CR: I realise my daughter is quite clever and can take on anyone!! In fact, I sometimes worry for those who cross her. I suppose that’s the confidence of this generation. As a member of the Windrush Generation I hold things back. She knows so much about so many things she’s just right for a show like this, her life experiences of working in some difficult industries, and 13 years of working abroad has equipped her with not just views but strategies for dealing with most things. When people quote her, or refer to her in publications, I want to shout out to the world, “that’s my girl, that’s my baby, look at her go!”
What have you enjoyed most in making this podcast?
LLB: I have really enjoyed the process of making a podcast. It’s more than just speaking down the mic. However, talking is tough, with things to cope with like alliteration, not sounding like a kid’s TV presenter, or a news broadcaster. When a mic is pointed at you, or maybe just mum, your voice does strange things. It’s really bizarre. Just to let everyone out there know, I sound much better LIVE and direct.
But on a serious note, doing my day job as the Creative Director of The National Caribbean Heritage Museum, Museumand, one of my biggest pleasures is talking to people across the UK on a daily basis. Getting to know them, helping them share their stories to enrich Caribbeans and non-Caribbeans everywhere. So on the podcast, getting to meet more people, sharing info that we can instantly then share through the airwaves is a real honour and privilege and doing it this way through a podcast, more people get to hear this info much quicker than through our exhibitions. It does the same service in a different way.

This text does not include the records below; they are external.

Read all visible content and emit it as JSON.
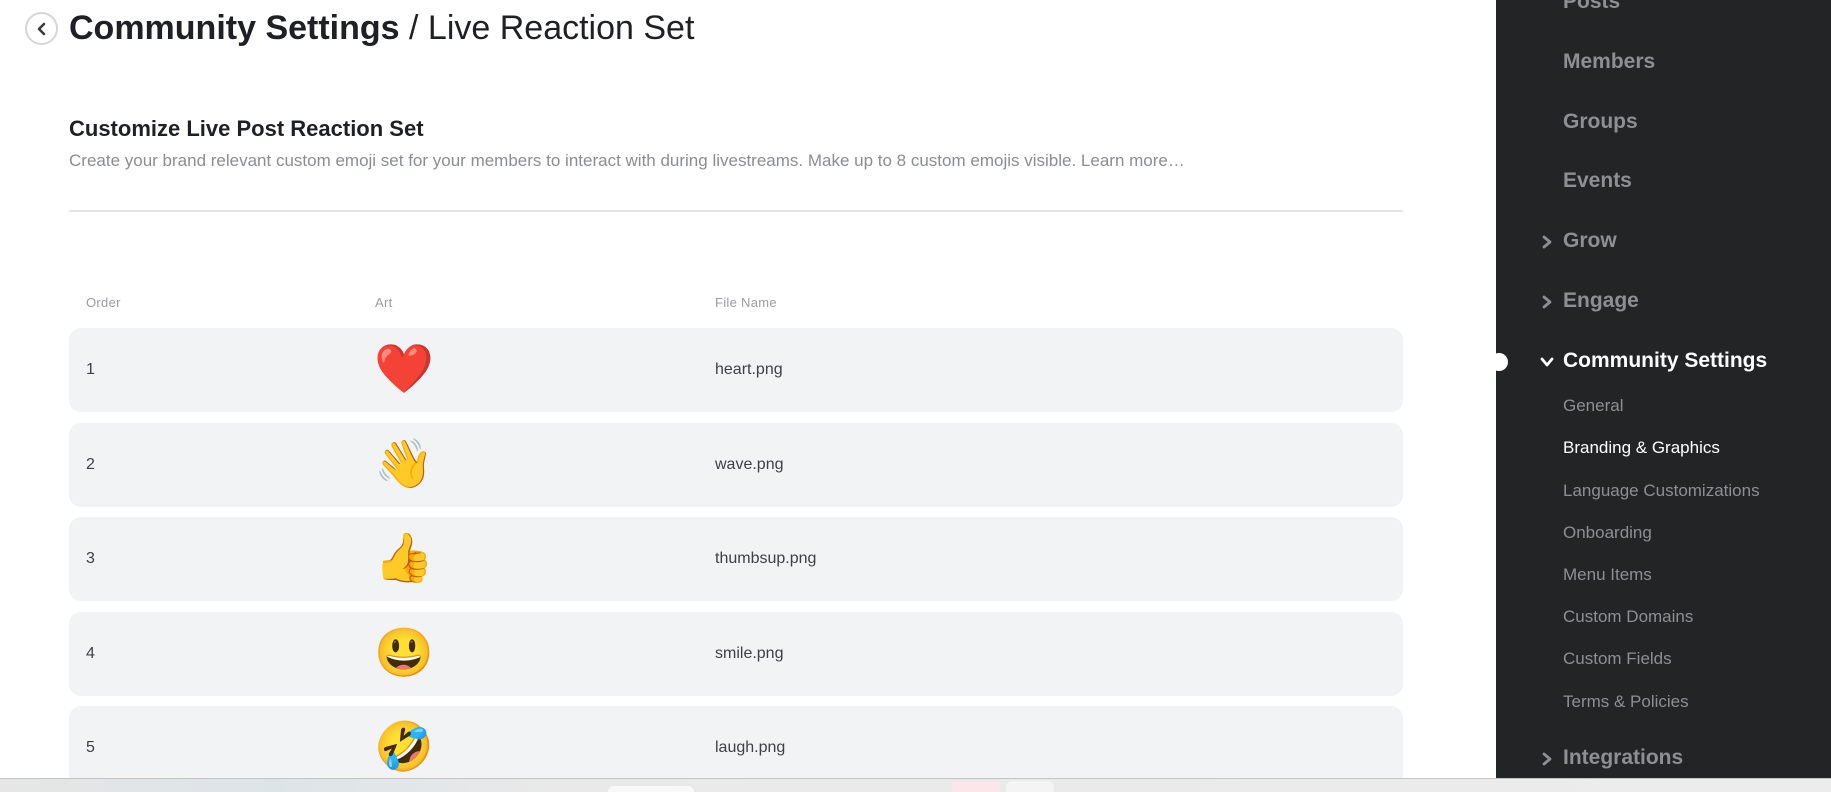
{
  "header": {
    "back_icon": "chevron-left-icon",
    "title_strong": "Community Settings",
    "title_separator": " / ",
    "title_sub": "Live Reaction Set"
  },
  "section": {
    "heading": "Customize Live Post Reaction Set",
    "description": "Create your brand relevant custom emoji set for your members to interact with during livestreams. Make up to 8 custom emojis visible. ",
    "learn_more": "Learn more…"
  },
  "table": {
    "columns": {
      "order": "Order",
      "art": "Art",
      "file_name": "File Name"
    },
    "rows": [
      {
        "order": "1",
        "art": "❤️",
        "art_icon": "heart-emoji",
        "file_name": "heart.png"
      },
      {
        "order": "2",
        "art": "👋",
        "art_icon": "wave-emoji",
        "file_name": "wave.png"
      },
      {
        "order": "3",
        "art": "👍",
        "art_icon": "thumbsup-emoji",
        "file_name": "thumbsup.png"
      },
      {
        "order": "4",
        "art": "😃",
        "art_icon": "smile-emoji",
        "file_name": "smile.png"
      },
      {
        "order": "5",
        "art": "🤣",
        "art_icon": "laugh-emoji",
        "file_name": "laugh.png"
      }
    ]
  },
  "sidebar": {
    "items": [
      {
        "label": "Posts"
      },
      {
        "label": "Members"
      },
      {
        "label": "Groups"
      },
      {
        "label": "Events"
      },
      {
        "label": "Grow",
        "chevron": "chevron-right-icon"
      },
      {
        "label": "Engage",
        "chevron": "chevron-right-icon"
      },
      {
        "label": "Community Settings",
        "chevron": "chevron-down-icon",
        "active": true
      },
      {
        "label": "Integrations",
        "chevron": "chevron-right-icon"
      }
    ],
    "sub_items": [
      {
        "label": "General"
      },
      {
        "label": "Branding & Graphics",
        "active": true
      },
      {
        "label": "Language Customizations"
      },
      {
        "label": "Onboarding"
      },
      {
        "label": "Menu Items"
      },
      {
        "label": "Custom Domains"
      },
      {
        "label": "Custom Fields"
      },
      {
        "label": "Terms & Policies"
      }
    ]
  },
  "colors": {
    "sidebar_bg": "#232426",
    "row_bg": "#f2f3f5",
    "muted_text": "#8b8d91",
    "active_nav": "#ffffff"
  }
}
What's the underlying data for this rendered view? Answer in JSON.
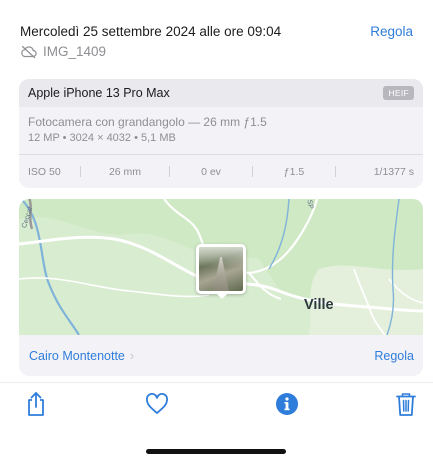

CR: Meeting so many wonderful people who are generous in sharing their stories and experiences. I love hearing from others and feeling reassured that I am not the only one who has gone through certain experiences. It’s great having gaps filled in my cultural knowledge too.
What do you think listeners will enjoy most?
LLB: I think we have a really good, interesting group of guests with interesting stories to share and through our wonderful hosting skills, and mother-daughter dynamic, our fun Caribbean personality seeps through. Hearing Caribbean stories and quips straight from people of Caribbean descent, and of those you usually hear from non-Caribbeans speaking of Caribbeans.
CR: We as a family love sayings, and Caribbeans as a whole tradition, live on sayings, so we end each episode with one and make the end of a show a fun teachable moment. We also in places lapse into Patios. A language we need to keep alive but I think the listeners will enjoy as our sentences can flow beautifully from Standard English to Caribbean patios. The camaraderie, and fun of learning and laughing as we make discoveries about our culture and ourselves. The podcast will help people make sense of their life experiences, history and heritage.
Where can the Pod Bible readers find out more about you?